The Correlation Feature Selection (CFS) measure evaluates subsets of features on the basis of the following hypothesis: "Good feature subsets contain features highly correlated with the classification, yet uncorrelated to each other". The following equation gives the merit of a feature subset S consisting of k features:

Selection algorithm - Online selection algorithm

Online selection may refer narrowly to computing the kth smallest element of a stream, in which case partial sorting algorithms (with k + O(1)) space for the k smallest elements so far) can be used, but partition-based algorithms cannot be.

Selection algorithm - Partition-based selection

Linear performance can be achieved by a partition-based selection algorithm, most basically quickselect. Quickselect is a variant of quicksort – in both one chooses a pivot and then partitions the data by it, but while Quicksort recurses on both sides of the partition, Quickselect only recurses on one side, namely the side on which the desired kth element is. As with Quicksort, this has optimal average performance, in this case linear, but poor worst-case performance, in this case quadratic. This occurs for instance by taking the first element as the pivot and searching for the maximum element, if the data is already sorted. In practice this can be avoided by choosing a random element as pivot, which yields almost certain linear performance. Alternatively, a more careful deterministic pivot strategy can be used, such as median of medians. These are combined in the hybrid introselect algorithm (analogous to introsort), which starts with Quickselect but falls back to median of medians if progress is slow, resulting in both fast average performance and optimal worst-case performance of O(n).

Ecological selection - Vs. sexual selection

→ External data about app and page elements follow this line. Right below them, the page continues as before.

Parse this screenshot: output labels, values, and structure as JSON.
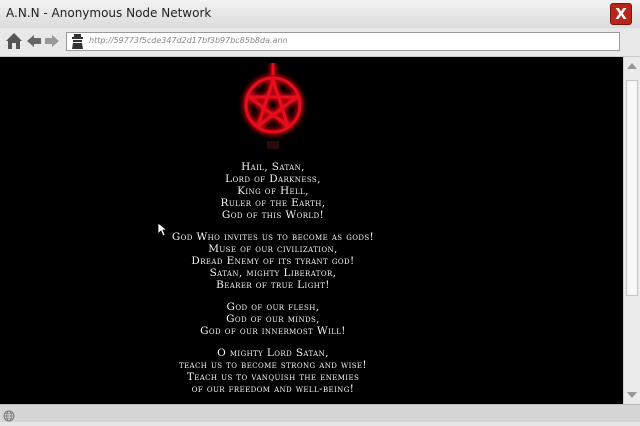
{
  "window": {
    "title": "A.N.N - Anonymous Node Network",
    "close_label": "X"
  },
  "nav": {
    "home_icon": "home-icon",
    "back_icon": "back-arrow-icon",
    "forward_icon": "forward-arrow-icon",
    "site_icon": "spy-agent-icon",
    "url": "http://59773f5cde347d2d17bf3b97bc85b8da.ann"
  },
  "colors": {
    "accent_red": "#e8101a",
    "close_button": "#b8261b",
    "page_background": "#000000"
  },
  "content": {
    "stanzas": [
      [
        "Hail, Satan,",
        "Lord of Darkness,",
        "King of Hell,",
        "Ruler of the Earth,",
        "God of this World!"
      ],
      [
        "God Who invites us to become as gods!",
        "Muse of our civilization,",
        "Dread Enemy of its tyrant god!",
        "Satan, mighty Liberator,",
        "Bearer of true Light!"
      ],
      [
        "God of our flesh,",
        "God of our minds,",
        "God of our innermost Will!"
      ],
      [
        "O mighty Lord Satan,",
        "teach us to become strong and wise!",
        "Teach us to vanquish the enemies",
        "of our freedom and well-being!"
      ]
    ]
  },
  "status": {
    "globe_icon": "globe-icon"
  }
}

Differentiating ecological selection from sexual is useful especially in such extreme cases; Above examples demonstrate exceptions rather than a typical selection in the wild. In general, ecological selection is assumed to be the dominant process in natural selection, except in highly cognitive species that do not, or do not always, pair bond, e.g. walrus, gorilla, human. But even in these species, one would distinguish cases where isolated populations had no real choice of mates, or where the vast majority of individuals died before sexual maturity, leaving only the ecologically selected survivor to mate—regardless of its sexual fitness under normal sexual selection processes for that species.

Group selection - Multilevel selection theory

in which b k is the benefit to kin (b in the original equation) and b e is the benefit accruing to the group as a whole. He then argues that, in the present state of the evidence in relation to social insects, it appears that b e >rb k, so that altruism needs to be explained in terms of selection at the colony level rather than at the kin level. However, kin selection and group selection are not distinct processes, and the effects of multi-level selection are already accounted for in Hamilton's rule, rb>c, provided that an expanded definition of r, not requiring Hamilton's original assumption of direct genealogical relatedness, is used, as proposed by E. O. Wilson himself.